▶ **What to produce**
Copy every line below exactly.

▶ **Information given**

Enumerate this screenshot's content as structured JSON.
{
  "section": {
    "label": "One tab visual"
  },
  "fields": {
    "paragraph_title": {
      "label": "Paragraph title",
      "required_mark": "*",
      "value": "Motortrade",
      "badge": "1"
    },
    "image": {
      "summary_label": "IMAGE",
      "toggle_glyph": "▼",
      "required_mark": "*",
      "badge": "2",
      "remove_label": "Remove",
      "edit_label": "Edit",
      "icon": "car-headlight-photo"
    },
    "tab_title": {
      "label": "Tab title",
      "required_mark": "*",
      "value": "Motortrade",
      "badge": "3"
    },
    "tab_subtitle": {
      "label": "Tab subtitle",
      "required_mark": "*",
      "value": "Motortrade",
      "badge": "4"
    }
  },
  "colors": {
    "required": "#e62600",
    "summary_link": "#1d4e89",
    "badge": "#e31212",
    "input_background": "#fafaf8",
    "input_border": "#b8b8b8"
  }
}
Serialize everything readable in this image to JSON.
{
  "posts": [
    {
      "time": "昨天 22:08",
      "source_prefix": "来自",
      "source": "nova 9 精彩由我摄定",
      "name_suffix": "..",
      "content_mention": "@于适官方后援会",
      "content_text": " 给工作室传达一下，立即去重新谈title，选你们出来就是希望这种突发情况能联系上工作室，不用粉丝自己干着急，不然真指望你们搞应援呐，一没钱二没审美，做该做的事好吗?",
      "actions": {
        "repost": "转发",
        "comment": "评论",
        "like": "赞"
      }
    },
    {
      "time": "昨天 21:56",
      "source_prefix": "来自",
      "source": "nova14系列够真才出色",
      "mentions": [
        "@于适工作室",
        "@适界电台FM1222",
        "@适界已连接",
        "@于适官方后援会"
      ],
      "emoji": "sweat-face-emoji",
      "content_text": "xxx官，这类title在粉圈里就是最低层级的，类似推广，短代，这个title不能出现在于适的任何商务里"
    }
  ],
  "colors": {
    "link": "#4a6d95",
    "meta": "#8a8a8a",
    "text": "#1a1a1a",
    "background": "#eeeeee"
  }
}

▶ **Solution to this exercise**
Enumerate this screenshot's content as structured JSON.
{
  "section": {
    "label": "One tab visual"
  },
  "fields": {
    "paragraph_title": {
      "label": "Paragraph title",
      "required_mark": "*",
      "value": "Motortrade",
      "badge": "1"
    },
    "image": {
      "summary_label": "IMAGE",
      "toggle_glyph": "▼",
      "required_mark": "*",
      "badge": "2",
      "remove_label": "Remove",
      "edit_label": "Edit",
      "icon": "car-headlight-photo"
    },
    "tab_title": {
      "label": "Tab title",
      "required_mark": "*",
      "value": "Motortrade",
      "badge": "3"
    },
    "tab_subtitle": {
      "label": "Tab subtitle",
      "required_mark": "*",
      "value": "Motortrade",
      "badge": "4"
    }
  },
  "colors": {
    "required": "#e62600",
    "summary_link": "#1d4e89",
    "badge": "#e31212",
    "input_background": "#fafaf8",
    "input_border": "#b8b8b8"
  }
}
Serialize everything readable in this image to JSON.
{
  "posts": [
    {
      "time": "昨天 22:08",
      "source_prefix": "来自",
      "source": "nova 9 精彩由我摄定",
      "name_suffix": "..",
      "content_mention": "@于适官方后援会",
      "content_text": " 给工作室传达一下，立即去重新谈title，选你们出来就是希望这种突发情况能联系上工作室，不用粉丝自己干着急，不然真指望你们搞应援呐，一没钱二没审美，做该做的事好吗?",
      "actions": {
        "repost": "转发",
        "comment": "评论",
        "like": "赞"
      }
    },
    {
      "time": "昨天 21:56",
      "source_prefix": "来自",
      "source": "nova14系列够真才出色",
      "mentions": [
        "@于适工作室",
        "@适界电台FM1222",
        "@适界已连接",
        "@于适官方后援会"
      ],
      "emoji": "sweat-face-emoji",
      "content_text": "xxx官，这类title在粉圈里就是最低层级的，类似推广，短代，这个title不能出现在于适的任何商务里"
    }
  ],
  "colors": {
    "link": "#4a6d95",
    "meta": "#8a8a8a",
    "text": "#1a1a1a",
    "background": "#eeeeee"
  }
}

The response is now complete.